Because there's already a well-established (presumably high-margin) market for this technology, and it turns out that making money is something that companies like to do.
The price will more than justify itself for any business that understands the utility of a collaborative whiteboard that seamlessly integrates with the tools they they already use. Plus, it's one of those things that you have to experience to fully understand.
The price of something is correlated directly with what people are willing to pay for it. I'm 100% certain companies will pay for this. The value proposition is pretty huge for this sort of tech.
Do you have some comparable products?
It feels as if collaboration tools are made for a type of collaboration that people don't really do. Consider this delightful gem of marketing copy:
"Jamboard breaks down barriers to interactive, visual collaboration across teams everywhere"
Whenever I've engaged in "interactive, visual collaboration," the visual content has been super context-specific. This meant there was usually a purpose-built tool for that kind of collaboration (e.g., wireframe mockups for websites, storyboards for videos).
I was going to ask you for more on this, but found an Ars Technica article with a bit more info: https://arstechnica.com/information-technology/2016/12/micro...
"a pen and paper breaks down barriers to interactive, visual collaboration across teams everywhere" feels more truthful
As a consultant, if these were cheaper I'd have no hesitation lending one to each client for the duration of the project. It would make remote meetings way easier.
Personally if I ran a company I'd have a rule to not rely on anything by Google other than their largest core services (Drive, Android, Ads). Their history is just too bad at this point, and this product will almost certainly go the way of glass. I predict it's abandoned within the year.
I'm not saying it's terrible to buy Google products, but maybe wait until it's a success first. There is very little reason to risk being an early adopter of a Google product.
The recent Google Home (not a cheap product) advertising snafu is another recent red flag for buying any Google product.
Edit: Parent originally commented about 'getting over Google Reader being discontinued'.
Plus, many of those had direct replacements that were obvious iterations of their predecessor. Sure, Apple discontinued the iPod Mini, but they released the iPod Nano. Sure, Apple discontinued MobileMe, but they released iCloud.
Google just quietly abandons services and products and if they ever replace anything, they appear to have started from scratch.
Plus, the item in question is not a free service, it's an expensive physical device with a costly subscription service.
Games for Windows
Windows Phone 7
If we want to avoid the conversation, Google needs to put out some clear language around project/product/service EOL and support for everything it introduces.
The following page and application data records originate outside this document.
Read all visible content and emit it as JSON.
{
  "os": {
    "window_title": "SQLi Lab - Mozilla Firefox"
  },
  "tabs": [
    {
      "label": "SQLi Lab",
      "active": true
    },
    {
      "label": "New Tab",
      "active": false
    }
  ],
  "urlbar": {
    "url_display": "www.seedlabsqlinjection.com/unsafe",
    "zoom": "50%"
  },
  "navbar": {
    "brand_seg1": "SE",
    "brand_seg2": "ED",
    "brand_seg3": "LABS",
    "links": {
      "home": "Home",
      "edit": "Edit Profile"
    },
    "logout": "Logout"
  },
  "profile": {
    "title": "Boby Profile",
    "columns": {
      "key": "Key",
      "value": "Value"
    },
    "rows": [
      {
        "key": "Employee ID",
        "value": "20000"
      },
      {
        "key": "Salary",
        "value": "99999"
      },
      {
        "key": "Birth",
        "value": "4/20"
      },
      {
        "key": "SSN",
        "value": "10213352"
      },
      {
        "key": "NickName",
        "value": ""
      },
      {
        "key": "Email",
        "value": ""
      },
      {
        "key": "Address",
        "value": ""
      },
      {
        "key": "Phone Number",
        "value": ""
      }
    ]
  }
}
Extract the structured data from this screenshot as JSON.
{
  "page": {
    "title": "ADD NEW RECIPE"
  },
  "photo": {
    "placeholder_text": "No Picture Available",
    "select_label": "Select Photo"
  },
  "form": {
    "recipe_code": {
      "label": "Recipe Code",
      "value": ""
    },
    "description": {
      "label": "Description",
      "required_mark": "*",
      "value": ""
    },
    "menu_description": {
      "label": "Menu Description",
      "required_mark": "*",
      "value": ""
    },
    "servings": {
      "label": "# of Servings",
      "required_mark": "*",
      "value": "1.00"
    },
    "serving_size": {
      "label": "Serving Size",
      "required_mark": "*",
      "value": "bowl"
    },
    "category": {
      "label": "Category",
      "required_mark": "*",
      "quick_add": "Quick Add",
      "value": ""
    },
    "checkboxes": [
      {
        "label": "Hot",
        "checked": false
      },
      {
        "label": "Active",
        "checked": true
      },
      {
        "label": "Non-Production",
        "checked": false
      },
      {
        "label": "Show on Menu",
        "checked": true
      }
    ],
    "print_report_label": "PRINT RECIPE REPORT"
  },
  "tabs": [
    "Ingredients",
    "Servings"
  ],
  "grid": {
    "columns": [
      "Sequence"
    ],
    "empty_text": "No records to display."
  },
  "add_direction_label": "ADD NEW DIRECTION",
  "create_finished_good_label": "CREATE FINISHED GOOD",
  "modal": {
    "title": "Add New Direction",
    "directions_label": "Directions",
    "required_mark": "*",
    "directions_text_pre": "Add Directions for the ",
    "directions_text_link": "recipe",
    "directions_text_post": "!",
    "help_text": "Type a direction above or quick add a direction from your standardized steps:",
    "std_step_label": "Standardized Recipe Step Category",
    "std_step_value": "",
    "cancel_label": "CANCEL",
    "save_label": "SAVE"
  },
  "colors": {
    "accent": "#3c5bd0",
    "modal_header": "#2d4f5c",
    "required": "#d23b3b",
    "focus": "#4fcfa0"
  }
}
And you can now add Wunderlist to that long list.
Also the actual product landing page has some info too: https://gsuite.google.com/products/jamboard/
The G Suite (formerly Google Apps) enterprise offering, which this is part of, was part of the core business retained in Google. This is not a wild IoT product, it's a competitive entry in the enterprise collaboration space that G Suite targets.
I still can't buy the latest google phone because I live outside US.
It seems to so natural to integrate google assistant into this thing. I wonder when 'Alexa' for meetings will be good enough to commercialize.
If you've been in countless business meetings whiteboarding, Jamboard is definitely not outrageous.
edit: Oh, it's actually over $6k if you want the rolling stand, which you will.